(RECORDS FOR THIS EXERCISE begins)

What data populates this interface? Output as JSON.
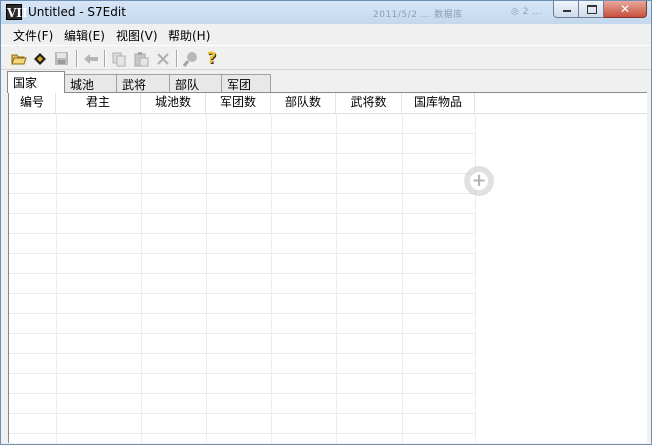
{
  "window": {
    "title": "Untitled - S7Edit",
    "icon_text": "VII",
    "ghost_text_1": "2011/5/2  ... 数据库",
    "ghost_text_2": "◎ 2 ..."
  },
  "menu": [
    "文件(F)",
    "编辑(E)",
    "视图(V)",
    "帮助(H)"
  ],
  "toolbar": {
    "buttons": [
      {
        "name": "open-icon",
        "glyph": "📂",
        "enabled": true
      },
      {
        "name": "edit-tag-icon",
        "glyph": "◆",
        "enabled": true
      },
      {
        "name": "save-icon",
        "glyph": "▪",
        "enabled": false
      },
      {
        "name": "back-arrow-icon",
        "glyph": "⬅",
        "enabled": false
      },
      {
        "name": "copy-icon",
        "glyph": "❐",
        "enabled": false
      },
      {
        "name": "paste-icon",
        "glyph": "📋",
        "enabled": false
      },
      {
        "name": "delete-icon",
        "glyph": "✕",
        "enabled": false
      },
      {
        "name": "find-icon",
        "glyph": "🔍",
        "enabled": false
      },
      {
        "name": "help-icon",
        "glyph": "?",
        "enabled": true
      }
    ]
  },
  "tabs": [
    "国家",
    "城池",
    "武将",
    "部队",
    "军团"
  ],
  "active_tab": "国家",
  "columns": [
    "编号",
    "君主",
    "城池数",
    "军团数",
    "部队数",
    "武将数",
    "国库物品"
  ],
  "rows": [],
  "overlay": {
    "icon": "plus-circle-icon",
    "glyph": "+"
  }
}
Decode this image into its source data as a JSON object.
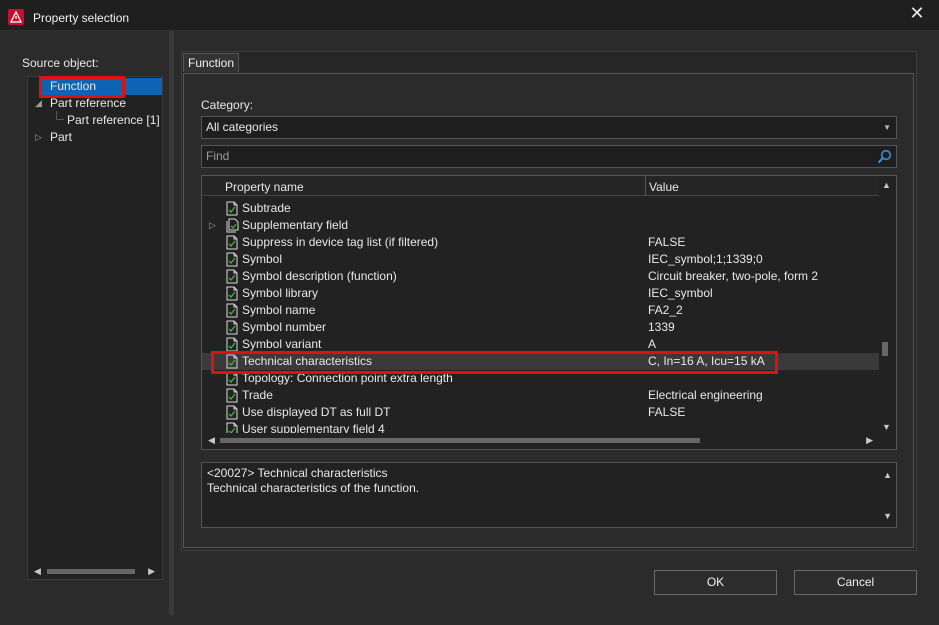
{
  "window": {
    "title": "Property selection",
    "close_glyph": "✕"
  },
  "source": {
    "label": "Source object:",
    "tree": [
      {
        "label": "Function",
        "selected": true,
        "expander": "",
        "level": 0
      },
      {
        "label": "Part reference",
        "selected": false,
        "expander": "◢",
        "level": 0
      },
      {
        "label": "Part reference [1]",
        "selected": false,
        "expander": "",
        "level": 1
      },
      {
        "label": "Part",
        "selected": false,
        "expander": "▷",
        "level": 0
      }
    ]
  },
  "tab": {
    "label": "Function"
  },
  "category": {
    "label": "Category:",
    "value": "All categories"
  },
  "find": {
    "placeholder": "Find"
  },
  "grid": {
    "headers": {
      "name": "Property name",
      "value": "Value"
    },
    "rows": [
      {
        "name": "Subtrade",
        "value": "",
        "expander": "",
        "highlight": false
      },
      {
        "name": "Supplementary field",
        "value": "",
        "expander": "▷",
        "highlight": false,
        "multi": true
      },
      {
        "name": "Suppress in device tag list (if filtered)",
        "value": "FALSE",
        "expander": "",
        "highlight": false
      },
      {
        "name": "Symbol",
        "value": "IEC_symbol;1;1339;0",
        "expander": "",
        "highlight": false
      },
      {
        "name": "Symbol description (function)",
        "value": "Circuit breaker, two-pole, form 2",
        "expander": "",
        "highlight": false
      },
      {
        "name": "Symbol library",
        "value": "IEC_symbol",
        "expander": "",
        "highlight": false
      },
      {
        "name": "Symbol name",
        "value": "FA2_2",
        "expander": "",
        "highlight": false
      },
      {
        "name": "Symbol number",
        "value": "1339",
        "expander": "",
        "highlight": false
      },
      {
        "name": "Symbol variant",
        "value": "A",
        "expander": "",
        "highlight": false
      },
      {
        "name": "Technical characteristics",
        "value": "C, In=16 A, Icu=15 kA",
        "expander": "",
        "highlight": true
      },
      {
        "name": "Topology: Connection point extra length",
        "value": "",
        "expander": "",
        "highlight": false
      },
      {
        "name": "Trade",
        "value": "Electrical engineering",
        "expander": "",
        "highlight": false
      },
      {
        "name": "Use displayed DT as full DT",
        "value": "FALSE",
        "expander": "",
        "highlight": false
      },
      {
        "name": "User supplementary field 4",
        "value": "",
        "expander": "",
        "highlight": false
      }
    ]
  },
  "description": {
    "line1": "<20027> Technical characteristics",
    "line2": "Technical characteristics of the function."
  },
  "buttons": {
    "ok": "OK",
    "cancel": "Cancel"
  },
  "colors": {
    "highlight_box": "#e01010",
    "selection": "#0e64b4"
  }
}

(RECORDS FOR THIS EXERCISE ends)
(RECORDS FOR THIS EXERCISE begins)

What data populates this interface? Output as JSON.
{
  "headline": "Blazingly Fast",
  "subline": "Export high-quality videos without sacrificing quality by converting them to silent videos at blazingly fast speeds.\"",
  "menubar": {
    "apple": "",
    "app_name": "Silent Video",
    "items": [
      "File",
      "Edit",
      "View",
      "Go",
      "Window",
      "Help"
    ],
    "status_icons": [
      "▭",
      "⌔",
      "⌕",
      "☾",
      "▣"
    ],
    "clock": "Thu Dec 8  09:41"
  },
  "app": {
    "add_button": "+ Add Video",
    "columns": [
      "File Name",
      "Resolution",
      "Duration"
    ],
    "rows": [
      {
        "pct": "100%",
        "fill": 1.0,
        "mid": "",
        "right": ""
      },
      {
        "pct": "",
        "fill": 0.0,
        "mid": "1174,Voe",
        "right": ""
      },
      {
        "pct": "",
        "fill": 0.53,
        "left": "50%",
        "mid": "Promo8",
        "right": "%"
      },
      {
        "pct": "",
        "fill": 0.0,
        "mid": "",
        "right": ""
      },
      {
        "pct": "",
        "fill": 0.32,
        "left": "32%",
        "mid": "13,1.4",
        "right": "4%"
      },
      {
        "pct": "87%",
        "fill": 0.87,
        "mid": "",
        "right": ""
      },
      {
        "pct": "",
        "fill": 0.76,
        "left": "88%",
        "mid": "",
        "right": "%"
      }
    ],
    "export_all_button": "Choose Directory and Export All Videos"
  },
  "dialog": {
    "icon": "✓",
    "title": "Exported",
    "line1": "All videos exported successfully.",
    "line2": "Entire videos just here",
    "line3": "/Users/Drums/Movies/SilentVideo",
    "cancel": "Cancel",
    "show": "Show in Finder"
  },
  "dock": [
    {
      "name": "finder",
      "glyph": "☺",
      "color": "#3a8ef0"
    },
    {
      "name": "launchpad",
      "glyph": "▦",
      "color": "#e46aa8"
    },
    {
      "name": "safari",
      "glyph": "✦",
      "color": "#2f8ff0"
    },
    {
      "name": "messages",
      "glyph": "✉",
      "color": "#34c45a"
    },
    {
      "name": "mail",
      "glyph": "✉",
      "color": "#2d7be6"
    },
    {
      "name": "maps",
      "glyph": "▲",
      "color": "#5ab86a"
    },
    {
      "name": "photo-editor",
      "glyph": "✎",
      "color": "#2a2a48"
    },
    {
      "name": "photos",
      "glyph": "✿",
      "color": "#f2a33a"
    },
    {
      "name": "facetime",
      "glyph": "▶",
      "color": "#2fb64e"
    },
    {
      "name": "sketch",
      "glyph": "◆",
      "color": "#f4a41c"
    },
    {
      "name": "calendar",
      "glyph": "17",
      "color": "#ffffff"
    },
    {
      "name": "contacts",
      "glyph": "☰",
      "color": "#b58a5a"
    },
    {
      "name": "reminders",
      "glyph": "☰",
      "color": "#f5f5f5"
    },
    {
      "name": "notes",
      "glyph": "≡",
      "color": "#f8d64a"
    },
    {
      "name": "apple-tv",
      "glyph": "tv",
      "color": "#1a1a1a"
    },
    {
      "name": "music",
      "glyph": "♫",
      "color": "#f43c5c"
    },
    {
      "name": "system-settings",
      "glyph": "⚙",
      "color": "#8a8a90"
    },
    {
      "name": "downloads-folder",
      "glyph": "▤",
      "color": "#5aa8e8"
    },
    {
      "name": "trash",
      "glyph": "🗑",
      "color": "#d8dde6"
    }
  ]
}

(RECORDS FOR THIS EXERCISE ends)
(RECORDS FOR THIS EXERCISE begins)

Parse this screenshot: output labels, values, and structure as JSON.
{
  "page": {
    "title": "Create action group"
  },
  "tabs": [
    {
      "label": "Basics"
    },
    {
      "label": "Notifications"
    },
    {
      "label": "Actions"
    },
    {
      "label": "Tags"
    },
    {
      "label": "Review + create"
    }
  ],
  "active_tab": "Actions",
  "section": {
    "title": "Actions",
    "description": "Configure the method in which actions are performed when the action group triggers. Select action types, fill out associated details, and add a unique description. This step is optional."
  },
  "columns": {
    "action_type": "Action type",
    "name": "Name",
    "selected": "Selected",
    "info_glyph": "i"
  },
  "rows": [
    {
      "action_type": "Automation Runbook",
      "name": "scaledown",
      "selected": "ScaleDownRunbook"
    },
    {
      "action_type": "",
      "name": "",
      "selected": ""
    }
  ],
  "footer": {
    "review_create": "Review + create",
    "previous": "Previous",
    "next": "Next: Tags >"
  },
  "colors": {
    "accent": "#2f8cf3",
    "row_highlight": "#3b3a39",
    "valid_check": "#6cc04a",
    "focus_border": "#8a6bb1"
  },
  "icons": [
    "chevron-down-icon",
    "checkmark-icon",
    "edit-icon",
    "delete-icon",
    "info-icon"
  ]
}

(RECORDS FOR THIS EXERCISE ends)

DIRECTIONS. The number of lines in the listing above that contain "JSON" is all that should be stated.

WRITTEN RESPONSE. 4